Thinking about Big Business-Bell Ringer! 1. What does it mean to own stock in a company? Explain. 2. Why is gasoline now $2.59 (9/2/10) a gallon compared to $3.69 (9/12/08)? 3. What if people refused to pay $2.59 per gallon for gasoline? Explain. 4. Do you have the right to make as much money as you possibly can? Explain. 5. Why do some workers join labor unions? $3.69 9/12/08 $1.84 2/13/09 $2.38 9/26/09 $ 2.59 9/2/10
Many Corporations Merge • Corporation – people get a charter & sell shares of stock to raise capital (P. 108) • Monopoly – Corporations join to control an entire industry or service • Trust – Companies ally and turn assets over to board of trustees • The goal was to restrict competition! • Interstate Commerce Commission (1887) • Sherman Antitrust Act (1890) – But it was rarely enforced for 15 years – Why?
Andrew Carnegie and Steel • 13 yr-old Scottish Immigrant earned $1.35-wk (1848) • Carnegie Steel (1889) • Used Vertical Integration (coal, RR’s, iron mines) to force competitors out
John D. Rockefeller and Oil • 1st oil well in Titusville, PA (1859) • Cleveland, OH Refinery built in 1863 • Standard Oil Trust formed in 1870 via Horizontal Integration (P. 110) • He drove his competitors out of business as he sidestepped laws
Social Darwinism and the “Gospel of Wealth” • Carnegie said “millionaires are bees that make most honey” • Charles Darwin’s theory of evolution (1859) • Social Darwinism held that gov’t shouldn’t interfere with business and the most fit will be rich
Robber Barons or Captains of Industry? • Did the wealthy “rob” from the public and workers to build empires? • Did their contributions (jobs, goods, services, and philanthropy) outweigh the bad?

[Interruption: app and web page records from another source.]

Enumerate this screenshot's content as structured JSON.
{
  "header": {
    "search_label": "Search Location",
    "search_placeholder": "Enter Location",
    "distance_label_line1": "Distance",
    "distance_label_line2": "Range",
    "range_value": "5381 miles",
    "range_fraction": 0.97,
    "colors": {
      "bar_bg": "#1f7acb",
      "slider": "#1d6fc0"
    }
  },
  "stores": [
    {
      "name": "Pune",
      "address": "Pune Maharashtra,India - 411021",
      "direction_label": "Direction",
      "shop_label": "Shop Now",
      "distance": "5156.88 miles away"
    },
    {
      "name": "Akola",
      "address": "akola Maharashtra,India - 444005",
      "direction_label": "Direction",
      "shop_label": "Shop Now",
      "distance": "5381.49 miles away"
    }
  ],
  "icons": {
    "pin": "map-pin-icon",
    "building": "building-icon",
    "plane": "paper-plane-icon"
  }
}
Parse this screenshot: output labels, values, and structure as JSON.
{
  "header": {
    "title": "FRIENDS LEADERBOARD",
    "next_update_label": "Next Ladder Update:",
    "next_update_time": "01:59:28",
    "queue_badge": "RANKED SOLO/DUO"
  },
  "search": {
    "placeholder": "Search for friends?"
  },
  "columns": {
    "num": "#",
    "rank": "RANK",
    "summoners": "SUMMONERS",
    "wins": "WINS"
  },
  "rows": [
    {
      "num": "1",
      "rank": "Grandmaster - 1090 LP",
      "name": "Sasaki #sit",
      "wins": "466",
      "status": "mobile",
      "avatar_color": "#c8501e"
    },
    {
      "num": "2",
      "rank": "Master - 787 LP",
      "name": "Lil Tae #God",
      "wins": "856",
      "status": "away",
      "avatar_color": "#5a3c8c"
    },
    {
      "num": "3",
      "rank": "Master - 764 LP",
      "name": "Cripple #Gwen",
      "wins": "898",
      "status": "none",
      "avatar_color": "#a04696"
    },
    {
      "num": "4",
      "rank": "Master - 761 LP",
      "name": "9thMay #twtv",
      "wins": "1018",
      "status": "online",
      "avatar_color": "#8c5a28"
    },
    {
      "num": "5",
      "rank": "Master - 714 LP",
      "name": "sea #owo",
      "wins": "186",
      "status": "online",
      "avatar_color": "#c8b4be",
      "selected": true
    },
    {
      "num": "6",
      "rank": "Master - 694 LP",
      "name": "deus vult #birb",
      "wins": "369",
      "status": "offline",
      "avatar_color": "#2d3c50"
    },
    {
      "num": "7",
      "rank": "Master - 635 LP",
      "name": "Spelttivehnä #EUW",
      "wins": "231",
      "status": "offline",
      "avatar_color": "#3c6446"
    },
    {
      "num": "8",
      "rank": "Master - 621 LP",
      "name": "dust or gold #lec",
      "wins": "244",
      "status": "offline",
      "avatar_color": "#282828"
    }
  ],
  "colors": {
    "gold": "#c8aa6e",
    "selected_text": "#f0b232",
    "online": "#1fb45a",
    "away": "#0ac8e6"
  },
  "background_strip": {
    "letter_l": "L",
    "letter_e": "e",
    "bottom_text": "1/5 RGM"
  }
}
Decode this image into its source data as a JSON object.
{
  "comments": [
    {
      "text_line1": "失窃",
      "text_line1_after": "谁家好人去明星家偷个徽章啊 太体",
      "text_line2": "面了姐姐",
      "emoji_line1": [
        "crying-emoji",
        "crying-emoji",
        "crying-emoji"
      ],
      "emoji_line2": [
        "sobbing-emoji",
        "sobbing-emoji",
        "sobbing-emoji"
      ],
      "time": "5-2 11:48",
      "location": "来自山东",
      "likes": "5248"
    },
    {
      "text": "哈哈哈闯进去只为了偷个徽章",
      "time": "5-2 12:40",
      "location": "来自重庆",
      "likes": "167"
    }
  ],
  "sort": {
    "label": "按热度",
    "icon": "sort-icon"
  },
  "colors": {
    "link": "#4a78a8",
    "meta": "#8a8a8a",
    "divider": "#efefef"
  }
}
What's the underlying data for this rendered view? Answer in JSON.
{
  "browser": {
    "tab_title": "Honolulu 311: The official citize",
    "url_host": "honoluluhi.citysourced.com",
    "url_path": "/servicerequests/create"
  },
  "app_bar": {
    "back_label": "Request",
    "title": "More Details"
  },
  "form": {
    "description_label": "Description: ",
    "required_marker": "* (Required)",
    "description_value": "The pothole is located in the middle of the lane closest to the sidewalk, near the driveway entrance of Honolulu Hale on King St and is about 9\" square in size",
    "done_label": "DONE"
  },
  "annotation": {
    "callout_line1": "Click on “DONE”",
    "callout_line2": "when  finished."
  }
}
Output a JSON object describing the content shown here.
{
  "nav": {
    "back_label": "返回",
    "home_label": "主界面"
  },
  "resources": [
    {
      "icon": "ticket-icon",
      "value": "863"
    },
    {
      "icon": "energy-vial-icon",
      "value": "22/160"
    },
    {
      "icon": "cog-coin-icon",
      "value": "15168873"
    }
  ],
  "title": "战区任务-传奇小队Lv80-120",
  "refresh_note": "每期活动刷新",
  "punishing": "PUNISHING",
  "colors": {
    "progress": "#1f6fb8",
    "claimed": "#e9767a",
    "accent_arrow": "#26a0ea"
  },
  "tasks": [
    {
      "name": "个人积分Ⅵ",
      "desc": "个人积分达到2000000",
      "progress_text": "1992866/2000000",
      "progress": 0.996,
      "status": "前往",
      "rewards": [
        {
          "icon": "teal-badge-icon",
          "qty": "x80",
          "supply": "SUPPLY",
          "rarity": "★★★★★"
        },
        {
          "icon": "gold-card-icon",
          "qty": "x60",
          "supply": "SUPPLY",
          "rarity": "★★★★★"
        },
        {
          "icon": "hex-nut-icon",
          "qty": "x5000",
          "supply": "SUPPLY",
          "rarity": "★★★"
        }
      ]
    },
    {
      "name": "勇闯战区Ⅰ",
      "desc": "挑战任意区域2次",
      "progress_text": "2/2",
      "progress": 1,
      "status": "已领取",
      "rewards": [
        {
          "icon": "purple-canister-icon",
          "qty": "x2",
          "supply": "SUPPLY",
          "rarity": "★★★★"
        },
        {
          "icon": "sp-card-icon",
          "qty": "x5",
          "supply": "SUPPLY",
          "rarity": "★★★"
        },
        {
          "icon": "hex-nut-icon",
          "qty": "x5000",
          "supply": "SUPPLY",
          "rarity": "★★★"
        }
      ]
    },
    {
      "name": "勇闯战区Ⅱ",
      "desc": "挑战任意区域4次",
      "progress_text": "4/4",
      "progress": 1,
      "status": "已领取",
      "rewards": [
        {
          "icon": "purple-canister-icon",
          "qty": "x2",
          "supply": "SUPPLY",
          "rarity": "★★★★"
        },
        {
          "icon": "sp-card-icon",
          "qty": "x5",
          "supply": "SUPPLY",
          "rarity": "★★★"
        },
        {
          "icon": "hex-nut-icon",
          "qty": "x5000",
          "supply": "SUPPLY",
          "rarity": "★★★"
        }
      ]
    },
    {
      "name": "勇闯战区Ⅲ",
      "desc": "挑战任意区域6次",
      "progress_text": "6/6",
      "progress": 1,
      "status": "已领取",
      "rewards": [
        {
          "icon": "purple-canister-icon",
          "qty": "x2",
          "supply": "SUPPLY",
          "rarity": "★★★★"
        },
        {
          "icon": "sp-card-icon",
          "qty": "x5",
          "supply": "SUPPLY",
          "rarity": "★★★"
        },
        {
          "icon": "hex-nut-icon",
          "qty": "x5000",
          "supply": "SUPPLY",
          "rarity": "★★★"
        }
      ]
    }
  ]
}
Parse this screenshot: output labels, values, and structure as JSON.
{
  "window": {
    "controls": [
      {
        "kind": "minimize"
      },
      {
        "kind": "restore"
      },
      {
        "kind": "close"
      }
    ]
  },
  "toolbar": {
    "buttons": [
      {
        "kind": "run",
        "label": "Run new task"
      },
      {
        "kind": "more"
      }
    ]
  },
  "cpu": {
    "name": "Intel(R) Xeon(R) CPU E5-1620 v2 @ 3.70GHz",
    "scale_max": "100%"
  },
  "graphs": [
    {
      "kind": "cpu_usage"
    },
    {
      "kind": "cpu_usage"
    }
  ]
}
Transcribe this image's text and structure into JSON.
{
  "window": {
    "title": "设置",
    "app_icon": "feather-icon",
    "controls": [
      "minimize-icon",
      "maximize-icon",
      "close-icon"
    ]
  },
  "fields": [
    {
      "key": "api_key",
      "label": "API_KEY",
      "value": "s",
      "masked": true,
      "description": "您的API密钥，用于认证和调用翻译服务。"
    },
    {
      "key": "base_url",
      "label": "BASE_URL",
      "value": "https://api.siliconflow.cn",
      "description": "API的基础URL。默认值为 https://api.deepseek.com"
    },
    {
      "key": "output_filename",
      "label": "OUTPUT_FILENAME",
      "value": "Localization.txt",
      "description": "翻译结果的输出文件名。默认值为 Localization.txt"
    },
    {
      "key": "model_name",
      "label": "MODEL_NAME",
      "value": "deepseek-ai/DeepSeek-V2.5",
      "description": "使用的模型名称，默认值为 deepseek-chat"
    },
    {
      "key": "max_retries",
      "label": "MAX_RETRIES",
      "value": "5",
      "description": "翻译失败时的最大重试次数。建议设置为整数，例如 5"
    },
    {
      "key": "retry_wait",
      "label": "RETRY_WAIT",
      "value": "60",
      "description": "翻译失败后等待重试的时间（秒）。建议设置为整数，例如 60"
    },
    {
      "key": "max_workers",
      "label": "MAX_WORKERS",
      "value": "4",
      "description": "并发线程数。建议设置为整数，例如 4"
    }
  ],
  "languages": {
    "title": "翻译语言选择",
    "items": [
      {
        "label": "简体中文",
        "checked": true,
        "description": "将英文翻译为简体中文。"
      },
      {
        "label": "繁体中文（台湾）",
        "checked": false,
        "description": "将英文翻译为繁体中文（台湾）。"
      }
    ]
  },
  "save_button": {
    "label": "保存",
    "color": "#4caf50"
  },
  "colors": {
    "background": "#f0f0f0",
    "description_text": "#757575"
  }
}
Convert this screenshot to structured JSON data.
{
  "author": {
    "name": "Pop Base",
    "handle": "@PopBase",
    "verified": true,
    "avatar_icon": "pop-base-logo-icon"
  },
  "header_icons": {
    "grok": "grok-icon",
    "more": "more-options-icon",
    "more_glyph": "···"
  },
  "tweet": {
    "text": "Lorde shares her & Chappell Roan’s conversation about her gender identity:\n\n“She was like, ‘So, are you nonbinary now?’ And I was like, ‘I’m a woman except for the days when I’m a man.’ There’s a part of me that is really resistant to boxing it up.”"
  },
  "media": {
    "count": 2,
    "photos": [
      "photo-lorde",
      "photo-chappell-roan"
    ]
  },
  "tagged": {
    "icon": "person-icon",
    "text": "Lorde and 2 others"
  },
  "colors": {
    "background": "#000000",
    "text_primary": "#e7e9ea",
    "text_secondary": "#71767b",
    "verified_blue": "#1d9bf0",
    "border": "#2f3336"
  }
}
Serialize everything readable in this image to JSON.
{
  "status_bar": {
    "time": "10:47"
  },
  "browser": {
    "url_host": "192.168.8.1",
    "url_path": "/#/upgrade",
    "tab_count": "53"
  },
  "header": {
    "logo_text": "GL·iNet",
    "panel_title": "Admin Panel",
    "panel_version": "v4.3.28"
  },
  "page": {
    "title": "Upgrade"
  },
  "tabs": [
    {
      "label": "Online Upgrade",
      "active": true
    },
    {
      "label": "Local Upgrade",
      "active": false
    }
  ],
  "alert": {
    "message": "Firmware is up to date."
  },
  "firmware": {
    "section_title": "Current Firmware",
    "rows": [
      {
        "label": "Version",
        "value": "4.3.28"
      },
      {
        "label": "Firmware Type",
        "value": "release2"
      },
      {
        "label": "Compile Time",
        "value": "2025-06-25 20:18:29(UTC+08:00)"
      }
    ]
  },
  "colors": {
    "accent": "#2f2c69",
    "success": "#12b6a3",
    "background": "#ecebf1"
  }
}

Exit Slip – The Rise of Big Business • T or F – Many industrialists formed trusts during the 19th Century in an attempt to gain complete control of an industry or a service. • T or F - Andrew Carnegie made a fortune in the oil industry. • T or F – The theory of Social Darwinism put forth the belief that the smartest business owners are the “fittest” and,thus, they are the most successful. • T or F - Critics of big business owners derogatorily called them “Robber Barons.”
Industrialization and Workers • It was a family affair • Child Labor – 1/5 ages 10-16 worked • No welfare only over-burdened charities • 12-hour days, 6- day weeks • Unsafe conditions – 1882 avg. 675 deaths/ week – 120 today
The Rise of Labor Unions • 1820s - Collective Bargaining – negotiating as a group for better wages or benefits • Strike - the most potent collective bargaining method • Socialism – many labor activists borrowed from this philosophy
Early Labor Unions • Knights of Labor (1869) – skilled and unskilled • American Federation of Labor (1886) – craft unions – more exclusive than the Knights • 1890 Census – 9% controlled 75% of wealth
1877 RR Strike – President Hayes uses federal troops-wages cut Haymarket Square (1886) – Chicago, 8 HR Day, bomb, dozens killed Homestead, PA (1892) – Carnegie Steel – cut wages Pullman Strike (1894) – 120,000 ARU and Eugene V. Debs – 30 killed The Great Strikes! (Pg. 118)